The Strad Issue: January 2008
Musicians: Midori (violin) Robert McDonald (piano)
Composer: Bach, Bartók

Midori’s Bach comes without those politically correct qualities that are a primary part of today’s period-instrument specialists. Her sound for the A minor Sonata is warmed by vibrato, every bar in the first three movements replete with expressive nuances. At times rhythm and tempo grow so relaxed that we are left with the feeling of free extemporisation. Dynamics are liberally applied as every note takes on its own colour and chords are spread and avoid any suggestion of that squeezed-out quality beloved of Baroque exponents.

There are moments when Midori savours the music at considerable leisure, but she judges to a nicety the balance and pulse of the melodic line against the plodding quaver (?) accompaniment in the Andante third movement. The technically demanding second and fourth movements find her playing bristling with virtuosity, and her spotless intonation and technical mastery deliver a stunningly brilliant final Allegro. In sum it may not have period credentials, but many will love its honesty of expression.  

It is interesting to observe Bartók’s relationship with Bach, though the opening of his First Sonata hurls us into the 20th century. Comparison with other performances in the catalogue shows Midori seeking out more of the work’s manifold beauties, and at times the shifting harmonies of the central Adagio take her close to French Impressionism.
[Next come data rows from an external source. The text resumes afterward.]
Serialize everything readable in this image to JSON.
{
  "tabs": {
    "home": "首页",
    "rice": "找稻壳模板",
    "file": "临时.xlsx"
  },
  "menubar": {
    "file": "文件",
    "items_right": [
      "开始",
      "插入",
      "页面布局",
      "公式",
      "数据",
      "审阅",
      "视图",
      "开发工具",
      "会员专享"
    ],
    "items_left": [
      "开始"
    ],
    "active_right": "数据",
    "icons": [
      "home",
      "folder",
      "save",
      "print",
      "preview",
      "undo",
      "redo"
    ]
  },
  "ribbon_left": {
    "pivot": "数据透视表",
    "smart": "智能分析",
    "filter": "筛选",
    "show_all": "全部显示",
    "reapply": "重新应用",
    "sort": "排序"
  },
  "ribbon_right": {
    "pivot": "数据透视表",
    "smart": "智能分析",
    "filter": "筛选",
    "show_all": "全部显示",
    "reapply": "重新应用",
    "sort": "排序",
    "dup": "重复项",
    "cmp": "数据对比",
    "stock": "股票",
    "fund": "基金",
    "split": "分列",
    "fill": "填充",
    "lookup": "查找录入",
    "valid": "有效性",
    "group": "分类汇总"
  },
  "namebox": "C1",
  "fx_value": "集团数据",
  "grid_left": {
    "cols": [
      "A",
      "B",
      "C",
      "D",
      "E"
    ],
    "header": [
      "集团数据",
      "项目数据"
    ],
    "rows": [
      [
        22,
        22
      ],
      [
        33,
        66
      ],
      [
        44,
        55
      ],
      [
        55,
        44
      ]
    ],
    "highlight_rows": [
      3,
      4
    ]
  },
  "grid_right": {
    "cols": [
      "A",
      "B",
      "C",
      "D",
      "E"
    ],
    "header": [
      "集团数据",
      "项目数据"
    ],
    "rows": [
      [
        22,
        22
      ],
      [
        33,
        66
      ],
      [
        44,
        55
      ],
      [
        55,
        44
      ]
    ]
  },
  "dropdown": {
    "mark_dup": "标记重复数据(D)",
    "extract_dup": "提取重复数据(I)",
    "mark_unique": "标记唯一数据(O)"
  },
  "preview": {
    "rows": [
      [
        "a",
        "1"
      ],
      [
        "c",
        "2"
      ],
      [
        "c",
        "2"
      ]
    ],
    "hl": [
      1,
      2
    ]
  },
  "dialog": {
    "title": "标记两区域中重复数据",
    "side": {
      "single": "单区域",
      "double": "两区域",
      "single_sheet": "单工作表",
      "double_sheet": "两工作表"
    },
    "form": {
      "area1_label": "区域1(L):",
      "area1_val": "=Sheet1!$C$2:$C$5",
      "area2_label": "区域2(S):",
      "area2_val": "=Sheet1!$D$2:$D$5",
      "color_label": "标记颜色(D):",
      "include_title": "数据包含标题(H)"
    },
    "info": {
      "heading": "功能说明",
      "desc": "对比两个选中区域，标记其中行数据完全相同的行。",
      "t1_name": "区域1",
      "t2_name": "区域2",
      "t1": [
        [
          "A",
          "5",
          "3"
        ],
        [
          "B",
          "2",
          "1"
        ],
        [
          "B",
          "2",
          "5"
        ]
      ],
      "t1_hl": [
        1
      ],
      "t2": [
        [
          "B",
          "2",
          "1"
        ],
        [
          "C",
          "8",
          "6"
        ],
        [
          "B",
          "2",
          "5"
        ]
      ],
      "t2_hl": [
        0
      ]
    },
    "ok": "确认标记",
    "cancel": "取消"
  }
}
Robert McDonald reflects her affectionate approach and avoids the naked aggression we often hear in the work, and the duo enjoys the rustic vivacity of the finale.

There is a marked change in ambience between the two works, with the mechanics of the violin heard in the Bach moving to a softer-grained texture for the Bartók.